I’m not calling this a conspiracy. I’m not calling this anything more than what it is: another case of a cop receiving the benefit of the doubt when perhaps they didn’t deserve it. When Philadelphia Police Lieutenant Jonathan Josey was caught on camera punching a defenseless woman in the face during the Puerto Rican Parade on 5th Street on September 30th, it was very difficult to fathom. Josey claimed that he was having beer thrown on him when he went over to this woman who isn’t holding a beer, and hit her directly in the face, knocking her to the ground. Apparently the judge agreed with him that it wasn’t on purpose, and gave him the benefit of the doubt by finding him not guilty.

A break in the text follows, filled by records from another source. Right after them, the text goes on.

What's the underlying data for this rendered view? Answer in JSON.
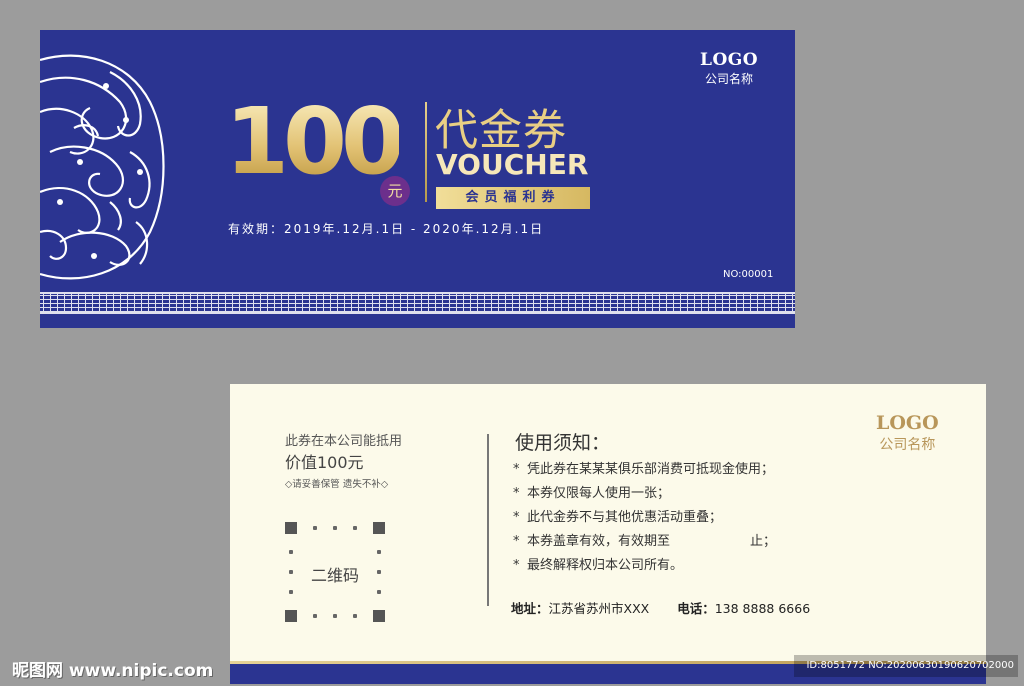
{
  "front": {
    "logo": "LOGO",
    "company": "公司名称",
    "value": "100",
    "currency": "元",
    "title_cn": "代金券",
    "title_en": "VOUCHER",
    "member": "会员福利券",
    "validity": "有效期：2019年.12月.1日 - 2020年.12月.1日",
    "serial": "NO:00001"
  },
  "back": {
    "usable": "此券在本公司能抵用",
    "value": "价值100元",
    "keep": "◇请妥善保管 遗失不补◇",
    "qr_label": "二维码",
    "notice_title": "使用须知：",
    "bullet": "*",
    "rules": [
      "凭此券在某某某俱乐部消费可抵现金使用；",
      "本券仅限每人使用一张；",
      "此代金券不与其他优惠活动重叠；",
      "本券盖章有效，有效期至",
      "最终解释权归本公司所有。"
    ],
    "rule4_end": "止；",
    "address_label": "地址：",
    "address_value": "江苏省苏州市XXX",
    "phone_label": "电话：",
    "phone_value": "138 8888 6666",
    "logo": "LOGO",
    "company": "公司名称"
  },
  "watermark": {
    "site": "昵图网 www.nipic.com",
    "id": "ID:8051772 NO:20200630190620702000"
  },
  "colors": {
    "navy": "#2b3491",
    "gold": "#e6cf84",
    "cream": "#fcfaea"
  }
}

I’m calling bullshit.
The judge in the case stated that this was not a social media contest, and that the video did not prove that Josey intended to harm the woman he hit. I respectfully disagree with the judge’s logic on that. He goes over, obviously upset, and went high instead of low (where she would actually be hold a drink if she were actually holding one). He hit her in the face, and was never apologetic about it. All the character witnesses for Josey, all the people that Philadelphia Police brought in to say that Josey followed procedure…it doesn’t take away from the fact that Josey was given the benefit of the doubt on this. It seems to take a lot for a police officer to ever be found guilty of any wrong-doing. There are no winners in this case regardless of the outcome, but I happen to think in my own personal opinion that Josey did that on purpose, and I don’t really understand how making a violent move towards someone without: 1. Making sure it’s the right person first, and 2. Hitting someone in the face is following “proper procedure.” So, next time I’m at a sporting event and I get hit with food or beer, I’ll just randomly hit somebody. When I get arrested, I’ll just say that I was following procedure. Wait, that won’t work for me because I’m not a Philly cop.

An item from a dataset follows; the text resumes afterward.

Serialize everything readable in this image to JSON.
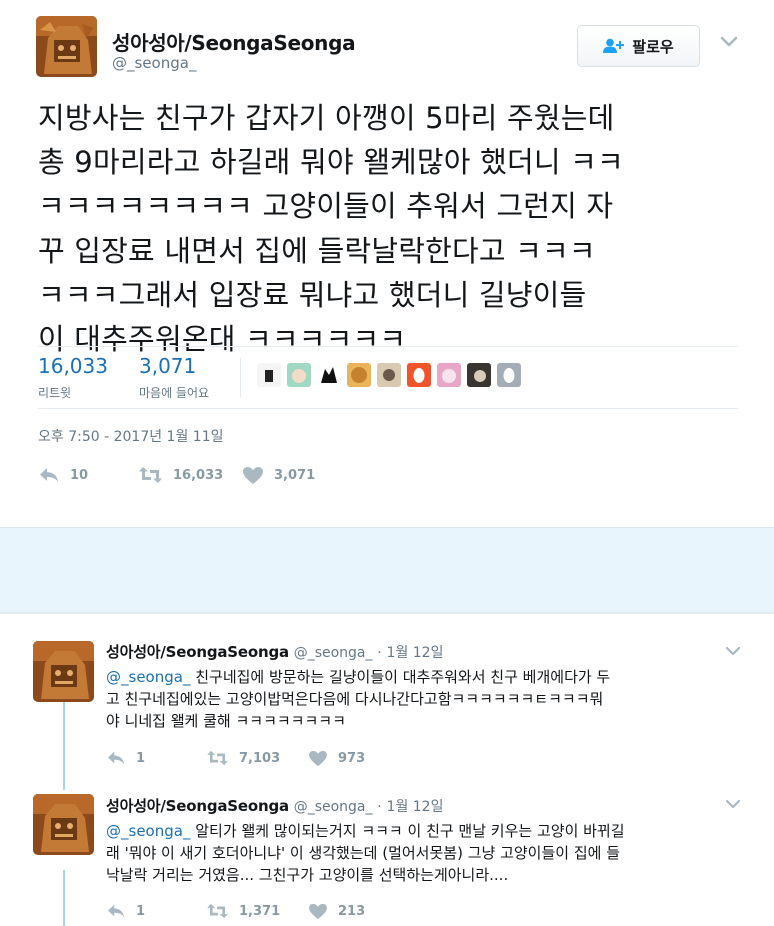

Following the announcement of the verdict, Josey expressed happiness over the outcome, and then blamed those “monsters” in the media for distorting the facts of the case. I’m all for criticizing the media when they deserve it, but this isn’t one of those times. It’s hard to justify or make sense of a uniformed police lieutenant who gets paid to maintain law and order on our streets walking over and hitting a defenseless woman in the face. Things like this are why the police in our city get so little respect: because there is a clear double standard where the police are always given the benefit of the doubt, no matter what. It’s not fair, and at a time when so many good things are happening in Philadelphia, this is just one of those things that like so many others, will continue to hold us back.